- Sputnik International
Get the latest news from around the world, live coverage, off-beat stories, features and analysis.

Stockholm court rejects lawsuit against Russian uranium trader-1

(Adds Russian nuclear agency's quote, background in paras 3-8)

MOSCOW, June 13 (RIA Novosti) - The Stockholm Arbitration Court quashed Wednesday a lawsuit filed by a U.S. nuclear services company against Russian state-controlled nuclear fuel supplier Techsnabexport, an informed source reported.

Globe Nuclear Services and Supply Ltd. sought nearly $1 billion to compensate for an alleged breach of contractual obligations in uranium deliveries.

The Russian Agency for Nuclear Power later confirmed the court's decision to reject the GNSS lawsuit.

"We are aware of the decision made by the Stockholm [Arbitration] court," Sergei Novikov, a spokesman for the agency, said. "In addition, the court decided to charge GNSS $5 million in litigation costs."

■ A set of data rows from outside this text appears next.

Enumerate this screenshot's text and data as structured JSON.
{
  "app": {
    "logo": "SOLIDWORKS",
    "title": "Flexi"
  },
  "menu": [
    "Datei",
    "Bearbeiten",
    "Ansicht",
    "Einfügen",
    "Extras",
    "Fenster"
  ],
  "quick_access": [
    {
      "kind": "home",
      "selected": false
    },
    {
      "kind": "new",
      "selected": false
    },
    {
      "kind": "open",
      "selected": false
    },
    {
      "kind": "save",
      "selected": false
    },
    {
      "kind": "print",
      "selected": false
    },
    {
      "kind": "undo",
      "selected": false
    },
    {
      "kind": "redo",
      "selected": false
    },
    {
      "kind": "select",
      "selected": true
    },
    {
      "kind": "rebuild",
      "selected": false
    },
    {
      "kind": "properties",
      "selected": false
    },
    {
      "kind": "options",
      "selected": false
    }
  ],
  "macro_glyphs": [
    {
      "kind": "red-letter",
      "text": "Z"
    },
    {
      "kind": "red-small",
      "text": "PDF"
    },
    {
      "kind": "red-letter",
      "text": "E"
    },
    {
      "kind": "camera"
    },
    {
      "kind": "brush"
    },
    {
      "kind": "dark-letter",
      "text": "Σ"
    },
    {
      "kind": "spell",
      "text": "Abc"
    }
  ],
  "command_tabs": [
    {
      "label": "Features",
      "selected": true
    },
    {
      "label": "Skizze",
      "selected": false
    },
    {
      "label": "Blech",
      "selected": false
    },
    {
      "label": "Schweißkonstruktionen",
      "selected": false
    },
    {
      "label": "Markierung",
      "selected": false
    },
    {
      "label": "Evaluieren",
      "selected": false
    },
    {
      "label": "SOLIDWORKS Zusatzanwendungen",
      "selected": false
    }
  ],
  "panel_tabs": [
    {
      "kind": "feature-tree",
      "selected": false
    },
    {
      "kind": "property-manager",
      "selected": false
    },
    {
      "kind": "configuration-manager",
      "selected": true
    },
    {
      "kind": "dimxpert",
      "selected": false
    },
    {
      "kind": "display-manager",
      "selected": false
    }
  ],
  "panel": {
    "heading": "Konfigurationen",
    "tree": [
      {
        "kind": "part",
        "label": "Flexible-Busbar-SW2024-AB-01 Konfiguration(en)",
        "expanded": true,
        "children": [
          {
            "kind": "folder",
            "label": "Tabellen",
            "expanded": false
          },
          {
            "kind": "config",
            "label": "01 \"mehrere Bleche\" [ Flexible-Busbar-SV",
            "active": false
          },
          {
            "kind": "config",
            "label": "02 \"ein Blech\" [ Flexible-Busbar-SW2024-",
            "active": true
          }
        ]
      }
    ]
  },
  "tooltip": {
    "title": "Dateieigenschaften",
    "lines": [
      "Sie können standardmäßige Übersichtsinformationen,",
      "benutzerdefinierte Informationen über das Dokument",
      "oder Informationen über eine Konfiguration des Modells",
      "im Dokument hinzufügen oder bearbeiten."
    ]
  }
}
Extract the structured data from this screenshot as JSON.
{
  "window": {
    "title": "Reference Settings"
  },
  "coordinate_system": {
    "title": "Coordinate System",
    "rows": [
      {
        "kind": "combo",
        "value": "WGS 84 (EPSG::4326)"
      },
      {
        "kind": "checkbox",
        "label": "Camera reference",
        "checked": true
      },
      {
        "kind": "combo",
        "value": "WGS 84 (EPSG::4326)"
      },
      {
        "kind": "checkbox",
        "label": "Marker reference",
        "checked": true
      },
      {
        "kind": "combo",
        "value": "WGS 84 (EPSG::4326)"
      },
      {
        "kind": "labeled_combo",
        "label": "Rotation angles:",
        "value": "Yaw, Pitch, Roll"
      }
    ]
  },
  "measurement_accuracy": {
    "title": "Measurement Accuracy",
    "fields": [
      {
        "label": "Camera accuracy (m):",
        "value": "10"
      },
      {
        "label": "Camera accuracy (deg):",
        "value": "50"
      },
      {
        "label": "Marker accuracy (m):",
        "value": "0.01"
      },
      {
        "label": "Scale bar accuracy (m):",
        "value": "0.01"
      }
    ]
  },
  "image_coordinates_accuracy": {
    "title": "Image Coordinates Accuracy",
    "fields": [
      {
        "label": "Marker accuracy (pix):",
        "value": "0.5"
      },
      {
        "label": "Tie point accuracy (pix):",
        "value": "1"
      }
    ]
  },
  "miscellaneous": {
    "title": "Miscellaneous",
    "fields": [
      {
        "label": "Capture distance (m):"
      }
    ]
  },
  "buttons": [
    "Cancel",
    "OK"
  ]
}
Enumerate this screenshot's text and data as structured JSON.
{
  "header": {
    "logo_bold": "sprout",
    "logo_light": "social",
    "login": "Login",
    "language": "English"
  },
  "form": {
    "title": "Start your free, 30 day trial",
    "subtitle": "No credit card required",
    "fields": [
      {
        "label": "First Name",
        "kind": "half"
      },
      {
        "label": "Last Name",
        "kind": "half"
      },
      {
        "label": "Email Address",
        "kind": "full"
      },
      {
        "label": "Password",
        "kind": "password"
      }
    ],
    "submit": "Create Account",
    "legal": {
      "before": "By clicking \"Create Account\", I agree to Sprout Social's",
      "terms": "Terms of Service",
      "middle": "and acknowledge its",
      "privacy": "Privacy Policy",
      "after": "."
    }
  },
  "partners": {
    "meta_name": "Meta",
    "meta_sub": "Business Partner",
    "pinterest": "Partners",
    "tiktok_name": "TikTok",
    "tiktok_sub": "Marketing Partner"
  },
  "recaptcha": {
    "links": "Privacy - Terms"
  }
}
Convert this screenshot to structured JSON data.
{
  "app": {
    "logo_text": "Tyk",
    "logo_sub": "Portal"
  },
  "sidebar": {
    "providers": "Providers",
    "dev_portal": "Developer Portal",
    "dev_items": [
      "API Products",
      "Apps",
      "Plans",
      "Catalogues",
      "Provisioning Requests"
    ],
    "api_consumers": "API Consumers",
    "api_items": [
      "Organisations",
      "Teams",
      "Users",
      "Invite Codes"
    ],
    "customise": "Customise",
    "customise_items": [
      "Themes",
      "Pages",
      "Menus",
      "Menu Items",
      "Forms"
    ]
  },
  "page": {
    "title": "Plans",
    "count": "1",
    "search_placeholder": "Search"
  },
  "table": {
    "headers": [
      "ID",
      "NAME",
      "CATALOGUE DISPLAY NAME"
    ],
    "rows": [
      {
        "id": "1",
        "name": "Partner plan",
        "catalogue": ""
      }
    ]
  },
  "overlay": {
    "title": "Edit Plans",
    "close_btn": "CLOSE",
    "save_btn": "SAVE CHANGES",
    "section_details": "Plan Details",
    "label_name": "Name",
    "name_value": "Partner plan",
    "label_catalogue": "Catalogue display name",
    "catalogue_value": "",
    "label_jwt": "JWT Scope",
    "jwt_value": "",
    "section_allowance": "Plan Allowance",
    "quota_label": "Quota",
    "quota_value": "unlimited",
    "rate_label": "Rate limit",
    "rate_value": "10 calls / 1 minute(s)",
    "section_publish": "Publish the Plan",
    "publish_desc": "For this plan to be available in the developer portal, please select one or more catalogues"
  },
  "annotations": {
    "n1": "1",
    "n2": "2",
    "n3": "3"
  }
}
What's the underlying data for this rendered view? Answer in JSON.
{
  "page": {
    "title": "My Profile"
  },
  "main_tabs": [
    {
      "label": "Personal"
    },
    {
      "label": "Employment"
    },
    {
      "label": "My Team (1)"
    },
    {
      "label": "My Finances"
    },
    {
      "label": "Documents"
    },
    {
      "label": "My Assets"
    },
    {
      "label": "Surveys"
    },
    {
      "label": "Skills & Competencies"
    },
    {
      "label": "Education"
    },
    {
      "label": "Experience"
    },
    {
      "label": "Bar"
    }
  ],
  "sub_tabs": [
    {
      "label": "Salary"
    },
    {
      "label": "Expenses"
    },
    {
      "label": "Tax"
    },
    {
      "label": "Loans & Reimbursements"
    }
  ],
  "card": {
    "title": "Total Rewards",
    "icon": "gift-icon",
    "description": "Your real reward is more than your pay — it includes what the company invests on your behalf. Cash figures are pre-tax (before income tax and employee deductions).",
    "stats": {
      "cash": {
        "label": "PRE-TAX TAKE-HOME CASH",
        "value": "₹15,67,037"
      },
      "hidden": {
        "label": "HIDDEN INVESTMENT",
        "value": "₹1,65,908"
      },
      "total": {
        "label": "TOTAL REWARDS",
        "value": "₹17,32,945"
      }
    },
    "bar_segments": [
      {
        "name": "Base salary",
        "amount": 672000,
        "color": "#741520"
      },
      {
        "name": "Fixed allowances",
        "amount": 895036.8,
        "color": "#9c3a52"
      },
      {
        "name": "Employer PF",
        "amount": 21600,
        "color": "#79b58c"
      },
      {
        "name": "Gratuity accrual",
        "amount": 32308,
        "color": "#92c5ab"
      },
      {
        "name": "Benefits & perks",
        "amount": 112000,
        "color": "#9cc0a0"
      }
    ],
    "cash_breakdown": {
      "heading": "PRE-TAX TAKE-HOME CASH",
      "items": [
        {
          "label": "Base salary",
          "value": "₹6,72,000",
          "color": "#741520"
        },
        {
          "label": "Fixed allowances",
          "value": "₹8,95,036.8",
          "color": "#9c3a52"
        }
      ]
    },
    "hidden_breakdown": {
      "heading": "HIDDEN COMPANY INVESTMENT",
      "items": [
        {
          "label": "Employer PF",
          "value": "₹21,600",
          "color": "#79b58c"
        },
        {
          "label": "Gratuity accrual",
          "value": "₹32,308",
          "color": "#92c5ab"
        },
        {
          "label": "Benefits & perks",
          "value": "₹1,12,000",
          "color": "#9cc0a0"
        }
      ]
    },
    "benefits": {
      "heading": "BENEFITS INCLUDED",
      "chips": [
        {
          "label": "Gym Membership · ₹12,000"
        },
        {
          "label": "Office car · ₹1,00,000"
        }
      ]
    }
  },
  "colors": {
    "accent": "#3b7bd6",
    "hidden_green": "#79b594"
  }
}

The suit was initiated on 31 October 2003 when Techsnabexport announced that as of 1 January 2004 it would halt deliveries of uranium to GNSS being carried out under a deal to convert Russian high-enriched uranium to low-enriched uranium for power plants, known as the HEU-LEU agreement. The Russian nuclear fuel and services company insisted that the contract with GNSS contravened Russia's national interests.

Techsnabexport claimed that GNSS operations were non-transparent in terms of market distribution, end-users and quantities of the uranium allocated. It also claimed that the financial standing of GNSS was uncertain.

In retaliation, GNSS filed a suit with a U.S. circuit court to overrule Techsnabexport's decision to halt delivery of uranium and initiated legal proceedings in a Swedish arbitration court.

The HEU-LEU contract, also known as the Megatons to Megawatts agreement, was signed in February 1993 and expires in 2013. It aims to convert 500 metric tons of high-enriched uranium (HEU), enough to supply 20,000 nuclear warheads, from dismantled Russian nuclear weapons into low-enriched uranium (LEU), to be used in commercial reactors in the U.S.

To participate in the discussion
log in or register
Заголовок открываемого материала